Items from a dataset
____________________

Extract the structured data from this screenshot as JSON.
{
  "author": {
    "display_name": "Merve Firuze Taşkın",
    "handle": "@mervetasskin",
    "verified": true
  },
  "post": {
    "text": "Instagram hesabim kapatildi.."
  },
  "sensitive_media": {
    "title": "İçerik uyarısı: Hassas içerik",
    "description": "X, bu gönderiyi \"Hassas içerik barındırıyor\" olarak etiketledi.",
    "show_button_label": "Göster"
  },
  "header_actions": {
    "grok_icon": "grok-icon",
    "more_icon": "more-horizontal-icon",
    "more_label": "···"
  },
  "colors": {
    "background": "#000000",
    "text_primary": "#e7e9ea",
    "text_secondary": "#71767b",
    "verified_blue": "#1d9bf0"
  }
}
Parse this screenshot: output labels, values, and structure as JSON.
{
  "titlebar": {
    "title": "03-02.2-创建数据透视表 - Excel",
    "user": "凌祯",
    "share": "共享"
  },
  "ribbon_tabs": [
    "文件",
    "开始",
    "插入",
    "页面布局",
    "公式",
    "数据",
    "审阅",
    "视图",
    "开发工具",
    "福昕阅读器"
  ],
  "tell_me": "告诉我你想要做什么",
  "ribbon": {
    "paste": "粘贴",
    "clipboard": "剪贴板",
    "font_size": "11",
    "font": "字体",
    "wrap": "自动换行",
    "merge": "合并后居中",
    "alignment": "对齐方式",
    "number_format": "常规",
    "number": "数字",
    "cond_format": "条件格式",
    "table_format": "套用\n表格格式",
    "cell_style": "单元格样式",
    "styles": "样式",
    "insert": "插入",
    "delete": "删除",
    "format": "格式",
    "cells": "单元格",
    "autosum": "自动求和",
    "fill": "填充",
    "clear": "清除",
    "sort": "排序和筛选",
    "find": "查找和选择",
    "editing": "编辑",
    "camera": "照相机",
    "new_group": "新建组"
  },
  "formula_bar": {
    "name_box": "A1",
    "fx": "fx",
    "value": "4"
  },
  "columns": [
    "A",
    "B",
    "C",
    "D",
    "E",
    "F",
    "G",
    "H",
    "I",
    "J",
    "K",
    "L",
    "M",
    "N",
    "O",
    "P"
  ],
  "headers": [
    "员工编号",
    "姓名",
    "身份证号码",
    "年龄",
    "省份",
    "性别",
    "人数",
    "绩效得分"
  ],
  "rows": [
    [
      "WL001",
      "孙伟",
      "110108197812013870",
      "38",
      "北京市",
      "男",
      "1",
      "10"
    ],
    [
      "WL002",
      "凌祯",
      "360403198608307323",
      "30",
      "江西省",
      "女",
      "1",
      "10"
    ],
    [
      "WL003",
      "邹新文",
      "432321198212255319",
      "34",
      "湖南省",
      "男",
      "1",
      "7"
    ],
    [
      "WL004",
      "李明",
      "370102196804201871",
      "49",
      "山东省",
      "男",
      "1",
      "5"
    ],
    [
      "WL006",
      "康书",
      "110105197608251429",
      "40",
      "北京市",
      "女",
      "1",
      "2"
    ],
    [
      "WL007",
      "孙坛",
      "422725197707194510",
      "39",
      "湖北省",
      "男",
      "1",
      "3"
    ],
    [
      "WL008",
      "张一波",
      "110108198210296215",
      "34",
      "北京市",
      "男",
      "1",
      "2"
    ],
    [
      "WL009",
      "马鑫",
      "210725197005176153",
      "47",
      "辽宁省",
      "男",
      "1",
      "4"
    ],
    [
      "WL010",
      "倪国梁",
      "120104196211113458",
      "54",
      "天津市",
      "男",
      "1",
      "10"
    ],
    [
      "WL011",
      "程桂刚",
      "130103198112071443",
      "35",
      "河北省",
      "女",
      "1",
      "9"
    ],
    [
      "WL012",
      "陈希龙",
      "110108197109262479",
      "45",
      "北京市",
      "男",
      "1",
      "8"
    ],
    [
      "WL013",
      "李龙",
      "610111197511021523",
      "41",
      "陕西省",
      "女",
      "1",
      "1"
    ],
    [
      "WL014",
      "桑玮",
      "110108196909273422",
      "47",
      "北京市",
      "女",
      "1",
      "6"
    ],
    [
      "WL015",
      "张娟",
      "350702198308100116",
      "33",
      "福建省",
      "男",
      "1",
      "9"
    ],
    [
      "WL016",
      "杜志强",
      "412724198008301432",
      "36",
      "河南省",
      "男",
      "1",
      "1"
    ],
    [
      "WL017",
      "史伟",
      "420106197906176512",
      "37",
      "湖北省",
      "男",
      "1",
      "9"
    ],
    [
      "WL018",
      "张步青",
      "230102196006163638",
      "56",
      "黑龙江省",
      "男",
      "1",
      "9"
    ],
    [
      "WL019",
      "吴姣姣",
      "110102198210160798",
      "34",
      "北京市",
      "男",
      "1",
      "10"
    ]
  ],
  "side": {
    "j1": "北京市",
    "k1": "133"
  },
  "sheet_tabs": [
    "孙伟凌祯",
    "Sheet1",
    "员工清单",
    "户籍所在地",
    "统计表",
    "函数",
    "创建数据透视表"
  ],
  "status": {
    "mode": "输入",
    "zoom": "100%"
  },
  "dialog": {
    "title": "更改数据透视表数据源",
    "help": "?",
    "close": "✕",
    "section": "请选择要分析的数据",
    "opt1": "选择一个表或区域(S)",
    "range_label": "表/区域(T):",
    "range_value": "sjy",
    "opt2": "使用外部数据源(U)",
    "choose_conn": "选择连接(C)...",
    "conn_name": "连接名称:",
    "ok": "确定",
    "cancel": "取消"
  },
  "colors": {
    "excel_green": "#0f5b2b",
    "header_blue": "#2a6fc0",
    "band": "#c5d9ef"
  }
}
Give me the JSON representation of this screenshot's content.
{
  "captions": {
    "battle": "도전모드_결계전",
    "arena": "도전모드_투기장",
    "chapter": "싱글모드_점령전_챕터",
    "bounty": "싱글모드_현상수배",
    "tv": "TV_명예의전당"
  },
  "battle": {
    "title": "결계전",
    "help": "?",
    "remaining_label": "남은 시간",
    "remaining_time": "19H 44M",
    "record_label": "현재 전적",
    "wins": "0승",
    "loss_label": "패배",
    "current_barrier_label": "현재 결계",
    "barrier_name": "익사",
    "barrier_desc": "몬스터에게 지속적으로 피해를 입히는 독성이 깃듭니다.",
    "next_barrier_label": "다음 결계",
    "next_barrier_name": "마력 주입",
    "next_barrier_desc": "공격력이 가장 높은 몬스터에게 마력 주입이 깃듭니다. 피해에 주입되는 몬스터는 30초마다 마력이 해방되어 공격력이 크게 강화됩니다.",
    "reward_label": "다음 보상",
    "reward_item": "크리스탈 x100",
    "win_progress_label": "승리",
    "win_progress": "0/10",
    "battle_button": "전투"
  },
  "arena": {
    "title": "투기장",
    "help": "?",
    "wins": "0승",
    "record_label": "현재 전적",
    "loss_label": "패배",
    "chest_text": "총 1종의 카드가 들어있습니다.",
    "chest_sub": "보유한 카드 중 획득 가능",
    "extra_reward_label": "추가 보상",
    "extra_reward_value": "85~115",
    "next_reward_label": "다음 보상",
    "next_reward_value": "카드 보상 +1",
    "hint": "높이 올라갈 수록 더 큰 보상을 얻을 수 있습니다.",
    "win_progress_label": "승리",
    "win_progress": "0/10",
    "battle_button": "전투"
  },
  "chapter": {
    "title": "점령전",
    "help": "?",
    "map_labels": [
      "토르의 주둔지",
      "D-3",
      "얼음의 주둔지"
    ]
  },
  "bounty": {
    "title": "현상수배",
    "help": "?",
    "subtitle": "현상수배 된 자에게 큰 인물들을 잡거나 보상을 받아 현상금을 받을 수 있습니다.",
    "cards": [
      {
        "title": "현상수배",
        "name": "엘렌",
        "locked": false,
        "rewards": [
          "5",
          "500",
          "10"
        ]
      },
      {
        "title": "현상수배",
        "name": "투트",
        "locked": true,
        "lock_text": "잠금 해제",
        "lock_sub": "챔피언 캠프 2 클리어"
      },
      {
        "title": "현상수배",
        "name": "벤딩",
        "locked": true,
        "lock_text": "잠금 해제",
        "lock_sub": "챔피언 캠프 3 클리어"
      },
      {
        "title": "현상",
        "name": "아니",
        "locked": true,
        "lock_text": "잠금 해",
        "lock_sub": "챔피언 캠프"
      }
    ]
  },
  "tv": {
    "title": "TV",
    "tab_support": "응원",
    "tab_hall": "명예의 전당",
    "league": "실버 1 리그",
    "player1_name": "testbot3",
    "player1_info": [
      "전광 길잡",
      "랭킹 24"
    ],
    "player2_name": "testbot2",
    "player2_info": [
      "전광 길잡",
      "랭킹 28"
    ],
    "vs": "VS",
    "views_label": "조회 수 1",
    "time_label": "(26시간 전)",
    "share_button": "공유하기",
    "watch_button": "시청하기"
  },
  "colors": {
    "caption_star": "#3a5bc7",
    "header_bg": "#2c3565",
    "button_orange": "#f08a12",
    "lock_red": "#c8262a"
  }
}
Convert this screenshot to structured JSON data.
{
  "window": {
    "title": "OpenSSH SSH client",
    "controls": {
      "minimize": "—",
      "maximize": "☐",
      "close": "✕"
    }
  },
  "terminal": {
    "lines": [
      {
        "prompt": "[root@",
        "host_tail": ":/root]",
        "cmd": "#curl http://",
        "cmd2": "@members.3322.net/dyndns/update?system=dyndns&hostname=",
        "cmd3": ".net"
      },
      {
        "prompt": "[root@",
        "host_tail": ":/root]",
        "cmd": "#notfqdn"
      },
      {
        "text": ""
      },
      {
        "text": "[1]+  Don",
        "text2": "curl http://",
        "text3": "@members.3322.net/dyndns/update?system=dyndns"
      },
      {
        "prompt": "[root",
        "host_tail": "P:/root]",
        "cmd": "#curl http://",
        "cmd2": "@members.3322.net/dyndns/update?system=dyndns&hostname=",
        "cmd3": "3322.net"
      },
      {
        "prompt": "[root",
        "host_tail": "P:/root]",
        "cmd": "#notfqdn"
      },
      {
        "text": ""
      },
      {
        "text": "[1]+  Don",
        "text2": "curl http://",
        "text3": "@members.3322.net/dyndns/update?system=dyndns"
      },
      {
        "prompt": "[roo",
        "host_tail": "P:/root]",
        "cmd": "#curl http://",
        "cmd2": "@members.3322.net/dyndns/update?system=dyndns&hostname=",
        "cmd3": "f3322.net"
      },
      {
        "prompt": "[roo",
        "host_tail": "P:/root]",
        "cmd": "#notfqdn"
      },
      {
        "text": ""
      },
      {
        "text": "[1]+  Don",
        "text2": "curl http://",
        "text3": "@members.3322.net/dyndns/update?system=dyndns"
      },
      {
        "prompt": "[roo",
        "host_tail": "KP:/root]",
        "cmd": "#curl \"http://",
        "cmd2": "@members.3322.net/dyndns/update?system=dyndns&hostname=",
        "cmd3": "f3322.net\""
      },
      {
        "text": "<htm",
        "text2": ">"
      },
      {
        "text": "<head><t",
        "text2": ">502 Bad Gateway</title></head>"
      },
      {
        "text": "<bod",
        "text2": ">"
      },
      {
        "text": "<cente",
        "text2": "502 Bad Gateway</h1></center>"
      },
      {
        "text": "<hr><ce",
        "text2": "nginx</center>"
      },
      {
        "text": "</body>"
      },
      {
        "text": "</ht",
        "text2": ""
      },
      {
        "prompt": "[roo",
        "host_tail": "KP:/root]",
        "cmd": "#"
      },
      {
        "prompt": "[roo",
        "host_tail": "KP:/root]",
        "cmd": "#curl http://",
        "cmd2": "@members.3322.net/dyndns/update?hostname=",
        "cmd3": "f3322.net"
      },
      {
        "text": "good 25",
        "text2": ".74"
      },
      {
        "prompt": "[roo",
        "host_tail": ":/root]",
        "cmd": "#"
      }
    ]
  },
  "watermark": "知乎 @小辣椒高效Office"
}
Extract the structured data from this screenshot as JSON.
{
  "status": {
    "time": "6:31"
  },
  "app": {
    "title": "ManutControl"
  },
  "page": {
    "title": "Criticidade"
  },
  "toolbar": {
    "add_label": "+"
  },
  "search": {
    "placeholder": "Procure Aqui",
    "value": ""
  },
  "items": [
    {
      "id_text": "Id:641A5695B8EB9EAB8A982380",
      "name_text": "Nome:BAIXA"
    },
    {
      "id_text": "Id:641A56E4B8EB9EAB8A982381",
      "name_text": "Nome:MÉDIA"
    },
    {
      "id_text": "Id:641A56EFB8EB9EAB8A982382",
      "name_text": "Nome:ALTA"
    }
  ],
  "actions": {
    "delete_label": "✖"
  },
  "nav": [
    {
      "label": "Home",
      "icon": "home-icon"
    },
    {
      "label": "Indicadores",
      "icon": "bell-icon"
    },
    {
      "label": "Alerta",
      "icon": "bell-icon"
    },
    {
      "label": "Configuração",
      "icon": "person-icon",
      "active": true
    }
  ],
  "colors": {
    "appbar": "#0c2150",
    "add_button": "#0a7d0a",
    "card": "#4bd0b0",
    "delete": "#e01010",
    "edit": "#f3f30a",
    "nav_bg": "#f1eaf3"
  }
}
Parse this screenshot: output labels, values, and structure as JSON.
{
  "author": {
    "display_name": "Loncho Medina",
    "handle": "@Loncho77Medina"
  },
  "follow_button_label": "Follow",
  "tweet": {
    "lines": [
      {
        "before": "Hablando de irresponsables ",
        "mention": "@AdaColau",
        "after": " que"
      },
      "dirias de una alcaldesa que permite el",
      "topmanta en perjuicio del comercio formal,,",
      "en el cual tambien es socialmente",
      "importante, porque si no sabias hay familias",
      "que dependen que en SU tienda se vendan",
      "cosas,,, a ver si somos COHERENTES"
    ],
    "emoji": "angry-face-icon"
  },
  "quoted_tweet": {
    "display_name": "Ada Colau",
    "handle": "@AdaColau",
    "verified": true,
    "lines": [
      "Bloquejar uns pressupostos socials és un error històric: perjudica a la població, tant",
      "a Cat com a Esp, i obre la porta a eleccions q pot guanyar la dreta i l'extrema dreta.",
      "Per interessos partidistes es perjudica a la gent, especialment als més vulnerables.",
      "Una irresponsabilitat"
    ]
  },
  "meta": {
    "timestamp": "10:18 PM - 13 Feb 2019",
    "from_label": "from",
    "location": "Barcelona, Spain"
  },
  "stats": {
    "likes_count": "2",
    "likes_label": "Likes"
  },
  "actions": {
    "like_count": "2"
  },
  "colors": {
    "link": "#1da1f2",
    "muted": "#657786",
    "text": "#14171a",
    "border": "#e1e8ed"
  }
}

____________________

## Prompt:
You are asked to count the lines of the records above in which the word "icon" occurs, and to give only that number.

## Answer for the task:
7